Get Out proved to be popular with movie audiences, and it eventually became one of the most profitable horror films, and films of 2017, and grossed over $255 million on a budget of $4.5 million. For his work on the film, Peele received significant attention, as well as numerous accolades, including the Bingham Ray Breakthrough Director Award at the 2017 Gotham Independent Film Awards.
The film also received four nominations at the 90th Academy Awards: Best Picture, Best Director and Best Original Screenplay nominations for Peele, as well as a Best Actor nomination for Kaluuya. Peele won the Academy Award for Best Original Screenplay, becoming the first black screenwriter to win in this category. He became the third person, after Warren Beatty and James L. Brooks, to be nominated for Best Picture, Best Director, and Best Original Screenplay for a debut film, and the first black person to receive them for any one film. Get Out also earned him the Writers Guild of America Award for Best Original Screenplay, as well as nominations for a Directors Guild of America Award and a BAFTA Award for Best Original Screenplay.
In early 2018 Peele announced his intention to retire from acting, stating in an interview with CBS "Acting is just nowhere near as fun for me as directing".
In 2018, Peele co-created the TBS comedy series The Last O.G., who starred Tracy Morgan and Tiffany Haddish.
Also in 2018, Peele co-produced the Spike Lee film, BlacKkKlansman which was released to critical acclaim and was a box office success. The film received six nominations at the 91st Academy Awards including the Best Picture nomination for Peele.
Future projects[edit | edit source]
Peele will produce the HBO series Lovecraft Country written by Underground co-creator Misha Green, which will be shown through the lens of supernatural horror. Peele will also write and direct Us, a horror-thriller film starring Lupita Nyong'o and Winston Duke with Elisabeth Moss eyed for a lead role. The film will be produced by Blumhouse Productions, Monkeypaw Productions and QC Entertainment. The film is set to be released March 15, 2019 by Universal Pictures.
Influences[edit | edit source]
In February 2017, Peele curated the Brooklyn Academy of Music film series "The Art of the Social Thriller", comprising 12 films that inspired the making of Get Out, including the horror films Rosemary's Baby, Night of the Living Dead, The Shining, Candyman, The People Under the Stairs, Scream, The Silence of the Lambs, Funny Games, Misery, and the thrillers Rear Window, The 'Burbs, and the 1967 racial comedy-drama Guess Who's Coming to Dinner.
As a comedian, Peele counts among his influences In Living Color, Richard Pryor and Dave Chappelle.

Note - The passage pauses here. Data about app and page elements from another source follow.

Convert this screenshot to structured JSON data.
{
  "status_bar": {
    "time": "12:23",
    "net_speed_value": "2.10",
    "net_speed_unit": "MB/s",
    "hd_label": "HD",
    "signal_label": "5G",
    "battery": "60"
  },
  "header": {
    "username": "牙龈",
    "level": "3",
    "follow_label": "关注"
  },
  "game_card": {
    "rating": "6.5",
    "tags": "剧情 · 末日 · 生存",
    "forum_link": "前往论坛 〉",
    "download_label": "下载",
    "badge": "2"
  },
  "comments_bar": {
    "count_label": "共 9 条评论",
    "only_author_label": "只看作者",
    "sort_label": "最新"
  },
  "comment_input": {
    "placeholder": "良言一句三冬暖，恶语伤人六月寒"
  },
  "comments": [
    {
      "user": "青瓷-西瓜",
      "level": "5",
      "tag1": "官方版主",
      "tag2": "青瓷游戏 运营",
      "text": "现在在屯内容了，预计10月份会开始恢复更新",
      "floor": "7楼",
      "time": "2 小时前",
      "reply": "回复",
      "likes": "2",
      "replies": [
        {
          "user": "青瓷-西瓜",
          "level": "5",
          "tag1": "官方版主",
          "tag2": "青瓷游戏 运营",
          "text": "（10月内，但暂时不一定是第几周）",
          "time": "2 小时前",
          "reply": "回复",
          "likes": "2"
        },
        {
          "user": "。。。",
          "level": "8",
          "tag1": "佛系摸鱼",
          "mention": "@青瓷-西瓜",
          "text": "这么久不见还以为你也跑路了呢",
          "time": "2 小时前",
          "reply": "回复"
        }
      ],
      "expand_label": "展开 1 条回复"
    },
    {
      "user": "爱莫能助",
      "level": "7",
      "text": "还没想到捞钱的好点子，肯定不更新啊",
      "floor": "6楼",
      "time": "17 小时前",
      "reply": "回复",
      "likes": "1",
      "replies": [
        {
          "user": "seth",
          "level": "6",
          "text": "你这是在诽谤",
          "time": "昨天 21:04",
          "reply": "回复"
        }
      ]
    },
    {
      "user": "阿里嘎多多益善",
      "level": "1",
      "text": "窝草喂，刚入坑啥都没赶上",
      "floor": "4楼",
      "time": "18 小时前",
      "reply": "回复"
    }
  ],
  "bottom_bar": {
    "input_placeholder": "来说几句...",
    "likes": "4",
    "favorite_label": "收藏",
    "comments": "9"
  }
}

Personal life[edit | edit source]
Peele began dating Chelsea Peretti in 2013. They became engaged in November 2015, and, in April 2016, Peretti announced that she and Peele had eloped at an unspecified date. On July 1, 2017, Peretti gave birth to their son, Beaumont Gino.